Most of you will be familiar with the works of Dale Carnegie and, in particular, his best-selling publication 'How to Win Friends and Influence People.' People.' It may be over half a century old, but this powerful book is still largely relevant today. Some of his basic ideas need just a little modification for running a successful online business. Here's how to win (and keep!) friends on the web: 1) GET PERSONAL. Dale says: 'Remember that a man's name is to him the sweetest and most important sound.' Political correctness aside, he's spot on. We're less likely to trash personalised emails, are more likely to open these first, and (providing the email is also well-written) we'll be better disposed to actually reading them. Limited use of names within the body of the email can also draw attention to important points, but if this is overdone it will loose its effectiveness. 2) PRAISE WHERE IT'S DUE. Dale says: 'Begin with praise and appreciation.' This is a great technique when promoting products or services. A small amount of praise can go a long way - as long as it's sincere and you've done your homework. Take a look at the following two notes: a) Hi there friend! Great site! I've got a great new product to share with you at a very special price ... b) Hi Name. Your articles in X Ezine are top-notch. Your ideas have helped to turn my website into a goldmine. By way of thanks, I'd now like to share some exciting new ideas of mine with you ... No points for guessing which letter will get results. The first smacks of insincerity and contains no personalization or indication that the writer has even visited your website. The second letter uses a small amount of targeted praise as a great introduction to the sales patter. This helps to establish an element of trust - necessary if you hope to make any sales. 3) INFLATE YOUR INTEREST. Dale says: 'Talk in terms of the other man's interests.' Of course, this isn't so manageable with an online business. It's easy to apply with a reciprocal face-to-face conversation, but it's another matter entirely via email correspondence. You have to learn to be an email 'scavenger.' It usually takes several emails before a deal is struck. In this time (providing that you have followed the personalization and praise techniques), your reader will probably have opened up a little. You should read all their emails carefully (keep them together in a separate file if necessary) and search for anything that they let slip about themselves - personal details, country of residence, even their preferred style of writing (formal or informal). These details are your marketing weapons. Comment upon or casually drop in a few of these choice details in your replies for added personalization. When used discretely, they can establish and build a bond between you and your potential client. 4) LET THEM HAVE THEIR SAY. Dale says: 'Let the other man do a great deal of the talking.' Encourage feedback from your reader. Give them a reason to reply and to pass on more of their personal details. This can be done by making a few relevant enquiries. Ensure that you don't ask questions which simply require a 'yes' or 'no' answer. Ask something specific and get them talking. Not only does this help you extract your marketing weapons but it also means that your potential client won't feel as though they've been talked into anything - even if they have.

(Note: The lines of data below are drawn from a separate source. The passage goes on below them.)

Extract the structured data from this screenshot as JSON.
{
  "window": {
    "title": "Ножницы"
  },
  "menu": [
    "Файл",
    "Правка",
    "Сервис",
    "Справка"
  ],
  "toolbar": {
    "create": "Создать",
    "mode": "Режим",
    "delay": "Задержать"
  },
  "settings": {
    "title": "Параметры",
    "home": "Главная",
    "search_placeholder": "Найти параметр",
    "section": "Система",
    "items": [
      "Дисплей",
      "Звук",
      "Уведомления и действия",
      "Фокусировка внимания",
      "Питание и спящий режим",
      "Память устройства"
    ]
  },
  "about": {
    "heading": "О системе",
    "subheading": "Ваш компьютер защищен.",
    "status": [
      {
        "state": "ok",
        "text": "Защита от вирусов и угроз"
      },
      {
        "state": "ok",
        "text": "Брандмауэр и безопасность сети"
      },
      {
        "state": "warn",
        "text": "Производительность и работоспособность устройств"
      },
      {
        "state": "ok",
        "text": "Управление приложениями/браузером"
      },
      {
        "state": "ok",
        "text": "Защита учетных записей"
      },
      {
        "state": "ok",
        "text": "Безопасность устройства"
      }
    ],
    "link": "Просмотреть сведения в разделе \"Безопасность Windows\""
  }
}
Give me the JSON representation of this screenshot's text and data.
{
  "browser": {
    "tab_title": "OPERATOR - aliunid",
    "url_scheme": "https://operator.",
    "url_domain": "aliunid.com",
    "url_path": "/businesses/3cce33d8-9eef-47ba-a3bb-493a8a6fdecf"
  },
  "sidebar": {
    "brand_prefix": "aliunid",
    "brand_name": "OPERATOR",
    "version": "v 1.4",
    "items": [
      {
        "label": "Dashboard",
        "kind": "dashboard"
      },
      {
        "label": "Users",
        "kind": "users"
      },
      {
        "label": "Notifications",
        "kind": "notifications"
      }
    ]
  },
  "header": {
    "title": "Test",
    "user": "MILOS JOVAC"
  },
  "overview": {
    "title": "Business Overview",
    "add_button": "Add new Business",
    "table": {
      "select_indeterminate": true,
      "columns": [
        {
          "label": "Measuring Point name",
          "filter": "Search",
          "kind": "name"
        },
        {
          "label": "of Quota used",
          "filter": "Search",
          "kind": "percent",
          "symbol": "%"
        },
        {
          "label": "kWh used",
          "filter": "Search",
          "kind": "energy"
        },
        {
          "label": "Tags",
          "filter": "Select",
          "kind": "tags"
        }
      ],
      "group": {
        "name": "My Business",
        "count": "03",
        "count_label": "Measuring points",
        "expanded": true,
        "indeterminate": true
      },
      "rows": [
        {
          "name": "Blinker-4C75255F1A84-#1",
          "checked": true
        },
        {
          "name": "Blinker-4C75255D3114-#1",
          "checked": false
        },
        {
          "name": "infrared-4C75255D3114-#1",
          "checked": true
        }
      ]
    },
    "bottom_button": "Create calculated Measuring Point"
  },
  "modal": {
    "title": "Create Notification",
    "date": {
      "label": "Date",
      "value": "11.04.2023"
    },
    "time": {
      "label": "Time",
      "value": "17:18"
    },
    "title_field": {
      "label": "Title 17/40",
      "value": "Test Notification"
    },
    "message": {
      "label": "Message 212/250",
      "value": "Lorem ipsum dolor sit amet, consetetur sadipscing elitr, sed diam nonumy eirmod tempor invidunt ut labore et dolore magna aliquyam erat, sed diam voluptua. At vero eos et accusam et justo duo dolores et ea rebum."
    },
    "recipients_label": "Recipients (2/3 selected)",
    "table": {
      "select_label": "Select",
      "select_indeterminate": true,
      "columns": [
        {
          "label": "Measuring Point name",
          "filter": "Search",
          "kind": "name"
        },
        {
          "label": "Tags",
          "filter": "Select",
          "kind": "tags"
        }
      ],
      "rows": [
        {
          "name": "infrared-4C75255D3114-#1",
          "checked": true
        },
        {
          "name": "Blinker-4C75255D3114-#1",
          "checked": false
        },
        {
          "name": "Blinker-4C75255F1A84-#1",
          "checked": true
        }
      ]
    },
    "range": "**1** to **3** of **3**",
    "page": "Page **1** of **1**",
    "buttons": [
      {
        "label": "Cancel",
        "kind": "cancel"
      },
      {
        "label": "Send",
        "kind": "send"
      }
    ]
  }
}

I think you'll find that these four steps will give you a really unfair advantage over your competition. If you want to learn more, pick up a copy of 'How to Win Friends and Influence People.' It's not too old to teach you a thing or two.